By Sruthi Shankar and Devik Jain
(Reuters) - Britain's FTSE 100 pulled back on Wednesday, as a rising global death toll crushed hopes that the coronavirus crisis was subsiding, while insurers took a hit over halts in dividend payments and Tesco warned of a surge in costs.
The blue-chip FTSE 100 index <.FTSE> ended 0.5% lower after closing at a near two-week high on Tuesday. It is still up 4.8% for the week.
Shares of Aviva Plc <AV.L> and Direct Line <DLGD.L>, RSA <RSA.L> and Lloyds of London-member Hiscox <HSX.L> fell between 3.8% and 7.9% after saying they were cancelling 2019 investor payouts.
Both EU and British regulators had urged restraint on dividend payments and payment of bonuses as a buffer against potential losses from the pandemic.
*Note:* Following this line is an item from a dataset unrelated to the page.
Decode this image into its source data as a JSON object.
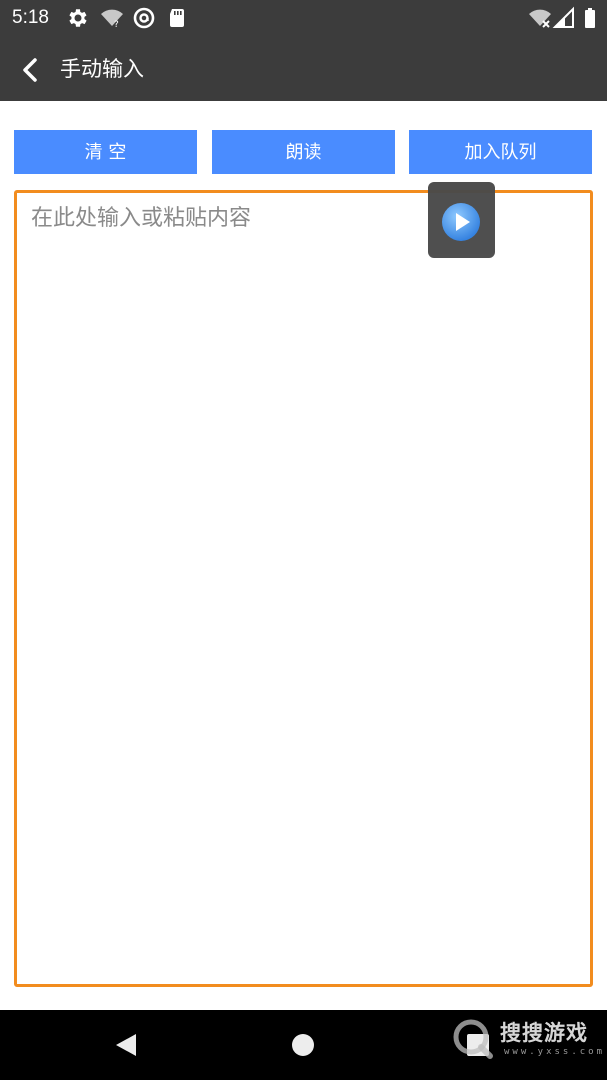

Legal & General <LGEN.L>, which said last week it remained committed to distributing its own dividend, was down 3.8%.
Tesco <TSCO.L>, Britain's biggest retailer, fell 0.6% as it forecast costs from the pandemic of up to 925 million pounds ($1.1 billion) and warned it was unable to give a profit forecast for the current year.
However, it defended its decision to pay dividend. Fellow retailers Sainsbury <SBRY.L> and Morrison <MRW.L> fell 4% and 0.8%, respectively.
Stock markets globally had rallied in the past two days on signs that new coronavirus cases were plateauing in the hotspots including New York, Italy and France.
However, the number of deaths across the United States rose by a record of more than 1,800 on Tuesday even as the number of hospitalizations seemed to be levelling off in New York state.
"Markets have come to a realisation that it's not easy to have a V-shaped recovery. Even if we are looking at prospect of easing restrictions, there is still lots of uncertainty," said Ulas Akincilar, head of trading at online platform INFINOX.
"Going forward we will see more negative forecasts for dividends, stock buybacks and revenue."
Companies listed on the pan-European STOXX 600 are expected to post a 30.2% slump in second-quarter earnings, according to Refinitiv data, versus a 21.9% decline forecast just a week ago.
With the UK death toll rising to 7,097, London Mayor Sadiq Khan said Britain is nowhere near lifting the lockdown measures as the peak is still more than a week away.
Meanwhile, British Prime Minister Boris Johnson was "clinically stable" in intensive care and responding to treatment for COVID-19 complications after testing positive nearly two weeks ago.
Midcap shares <.FTMC>, up 1.9%, extended gains for a third straight session.
Online fashion retailer ASOS Plc <ASOS.L> soared 28% after saying it had raised 247 million pounds ($304 million) via a placing, to help it shore up its finances against any prolonged business downturn.
Recruiter PageGroup <PAGE.L> rose 5.7% after it said it would shed another 250 staff in April and cut directors' pay by 20% in efforts to ride out the health crisis.
(Reporting by Devik Jain and Sruthi Shankar in Bengaluru; Editing by Bernard Orr and Patrick Graham)